What I noticed was that the restaurants were only as good as they had to be to stay in business. Perhaps it was lack of strong competition or lack of a model for what was possible. Whatever the case, I had many good meals that could easily have been great, if only a few small points had been addressed.

It was easy to see in another culture, but when I returned to the United States, it occurred to me that it is really no different in our country. "Good enough" seems to be good enough ... until some new competition forces operators to raise their food and service to a higher level.

Well, that time has come!

Restaurant sales are growing steadily as a healthy economy makes for more disposable income. But the number of restaurants is increasing faster than either the population or dining dollars. In other words, the pie is getting bigger but there are more and more slices being taken out of it.

Competition is on the increase and many operators are facing deteriorating sales volumes for the first time in their professional careers.

The American business psyche seems to believe that we always have to do more volume than we did last year, so the erosion of profits creates a real dilemma, both financially and psychologically.

Shrinking Market Area
As more restaurants enter the market, the distance people are willing to drive is steadily declining.

Mike Hurst, the late owner of 15th Street Fisheries in Fort Lauderdale, Florida estimated that ten years ago, his guests came 15-20 miles for dinner. Today, he says, the majority of his diners live within 2½ miles of his restaurant and the radius is slowly tightening.

People will drive by two or three other restaurants to get to you but, unless you are a serious destination restaurant, they are not likely to drive past twenty or thirty other places. They don't have to!

Guest-Based Marketing
So your most realistic option to build sales has to come from guests who are already within the acceptable travel distance ... and your dining room is full of them! The trick is to be able to get them to come back again and again ... and that is the basis of what I call guest-based marketing.

Building volume from your existing customer base is less expensive and more effective than advertising because you already know who the people are and can reach them directly. By contrast, when you put an ad in the newspaper, 98% of the people who read it would not come to you on a bet -- you are just too far away.

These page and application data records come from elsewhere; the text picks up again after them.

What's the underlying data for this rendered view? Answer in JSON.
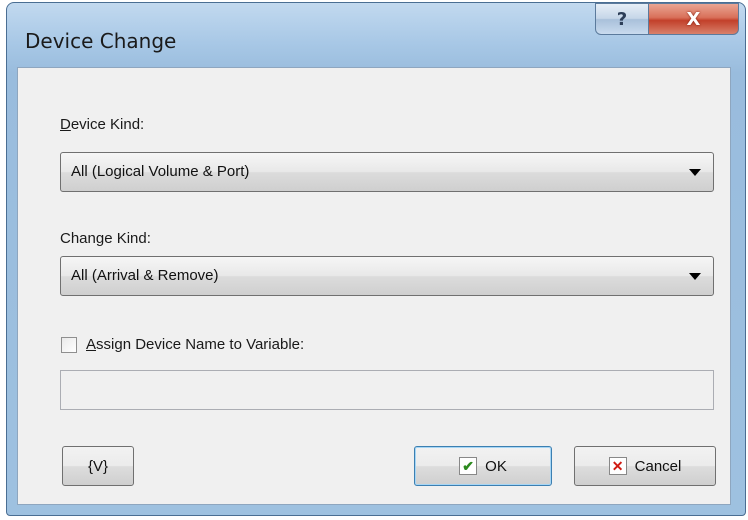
{
  "window": {
    "title": "Device Change",
    "help_glyph": "?",
    "close_glyph": "X"
  },
  "device_kind": {
    "label_underline": "D",
    "label_rest": "evice Kind:",
    "selected": "All (Logical Volume & Port)"
  },
  "change_kind": {
    "label": "Change Kind:",
    "selected": "All (Arrival & Remove)"
  },
  "assign": {
    "checked": false,
    "label_underline": "A",
    "label_rest": "ssign Device Name to Variable:",
    "value": ""
  },
  "buttons": {
    "variables_label": "{V}",
    "ok_label": "OK",
    "cancel_label": "Cancel",
    "ok_icon": "check-icon",
    "cancel_icon": "x-icon"
  },
  "colors": {
    "frame": "#a8c8e6",
    "client": "#f0f0f0",
    "close": "#c2402a",
    "check": "#2c8a1e",
    "cross": "#d01a12"
  }
}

The following pages are full of hints on how to build volume from your existing customer base without losing your shirt in the process.

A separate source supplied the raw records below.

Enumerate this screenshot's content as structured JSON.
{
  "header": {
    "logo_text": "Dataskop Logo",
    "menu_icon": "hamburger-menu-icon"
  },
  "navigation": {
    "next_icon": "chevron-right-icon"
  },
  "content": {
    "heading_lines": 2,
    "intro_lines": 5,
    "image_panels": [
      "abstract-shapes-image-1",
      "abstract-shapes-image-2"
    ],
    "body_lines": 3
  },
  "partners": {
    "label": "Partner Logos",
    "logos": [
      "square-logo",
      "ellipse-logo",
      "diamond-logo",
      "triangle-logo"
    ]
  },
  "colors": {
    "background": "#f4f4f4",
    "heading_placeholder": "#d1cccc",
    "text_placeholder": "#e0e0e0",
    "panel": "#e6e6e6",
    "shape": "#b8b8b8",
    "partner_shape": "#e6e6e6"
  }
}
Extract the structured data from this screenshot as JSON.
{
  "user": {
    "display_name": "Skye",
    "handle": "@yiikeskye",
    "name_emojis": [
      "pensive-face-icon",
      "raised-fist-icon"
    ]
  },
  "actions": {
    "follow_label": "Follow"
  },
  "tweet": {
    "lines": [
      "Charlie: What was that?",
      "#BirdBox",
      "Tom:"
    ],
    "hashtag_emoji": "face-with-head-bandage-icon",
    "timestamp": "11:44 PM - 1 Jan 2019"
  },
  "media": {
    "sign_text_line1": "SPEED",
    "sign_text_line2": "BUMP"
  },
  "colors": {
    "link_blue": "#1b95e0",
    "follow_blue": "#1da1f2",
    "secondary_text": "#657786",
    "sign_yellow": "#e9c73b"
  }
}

The ideas are taken from my popular seminar on the same subject and are excerpted from my past books, most notably Guest-Based Marketing, 50 Tips to Improve Your Tips and Cashing In On Complaints.

If you already have these books in your library, this small volume will be a mini refresher course. If you do not have them, and want to explore these ideas in more depth, you will find more information on books and materials on Page 148.

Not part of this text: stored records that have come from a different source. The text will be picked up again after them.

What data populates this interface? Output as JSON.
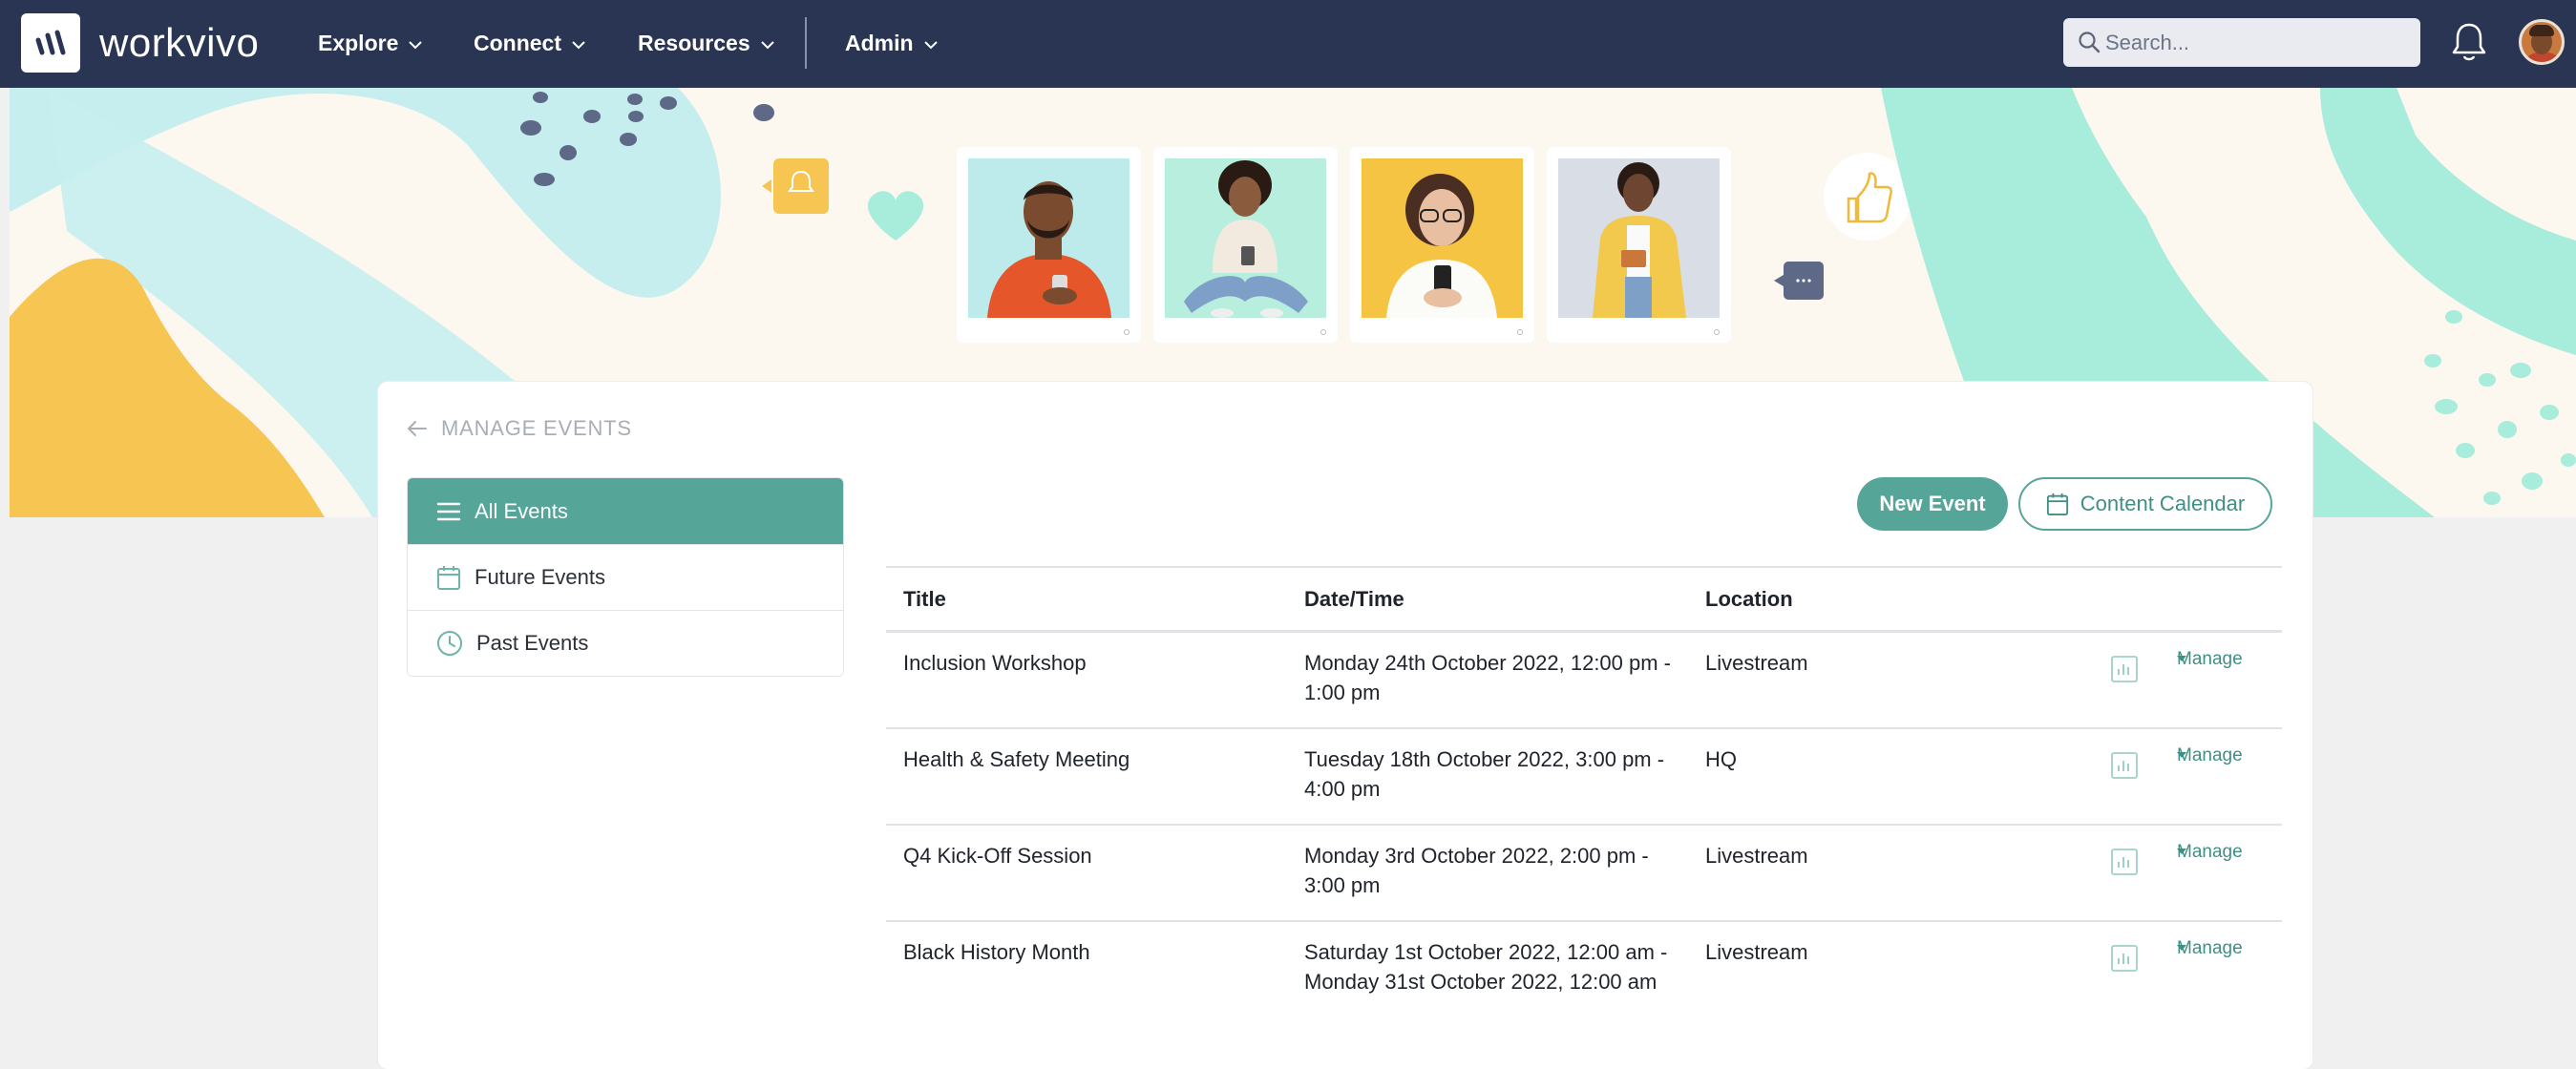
{
  "nav": {
    "brand": "workvivo",
    "items": [
      {
        "label": "Explore"
      },
      {
        "label": "Connect"
      },
      {
        "label": "Resources"
      },
      {
        "label": "Admin"
      }
    ],
    "search_placeholder": "Search..."
  },
  "page": {
    "back_label": "MANAGE EVENTS",
    "sidebar": [
      {
        "label": "All Events",
        "icon": "list-icon",
        "active": true
      },
      {
        "label": "Future Events",
        "icon": "calendar-icon",
        "active": false
      },
      {
        "label": "Past Events",
        "icon": "clock-icon",
        "active": false
      }
    ],
    "new_event_label": "New Event",
    "content_calendar_label": "Content Calendar"
  },
  "table": {
    "headers": {
      "title": "Title",
      "datetime": "Date/Time",
      "location": "Location"
    },
    "manage_label": "Manage",
    "rows": [
      {
        "title": "Inclusion Workshop",
        "datetime": "Monday 24th October 2022, 12:00 pm - 1:00 pm",
        "location": "Livestream"
      },
      {
        "title": "Health & Safety Meeting",
        "datetime": "Tuesday 18th October 2022, 3:00 pm - 4:00 pm",
        "location": "HQ"
      },
      {
        "title": "Q4 Kick-Off Session",
        "datetime": "Monday 3rd October 2022, 2:00 pm - 3:00 pm",
        "location": "Livestream"
      },
      {
        "title": "Black History Month",
        "datetime": "Saturday 1st October 2022, 12:00 am - Monday 31st October 2022, 12:00 am",
        "location": "Livestream"
      }
    ]
  },
  "colors": {
    "nav_bg": "#293553",
    "accent": "#56a599",
    "banner_bg": "#fcf7ef"
  }
}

A Word of Caution
You will do better to understand the thinking behind the ideas presented here than to blindly adopt them. Not every suggestion is appropriate for every restaurant (and implementing all of them is totally inappropriate for any operation!)

The trick is to adapt, not adopt. If you grasp the premise behind the idea and the principles that make it work, you will be able to identify and implement your own unique approach.

Get Busy
It is time to raise the bar. "Good enough" is no longer acceptable if you hope to survive and prosper in the new marketplace. I know everyone is doing the best they can at the moment, but doing the best you can is materially different from being as good as you can be ... and better than you have to be.

Why settle for good if you can be great? Do it now before your competition discovers these ideas!

Add to Cart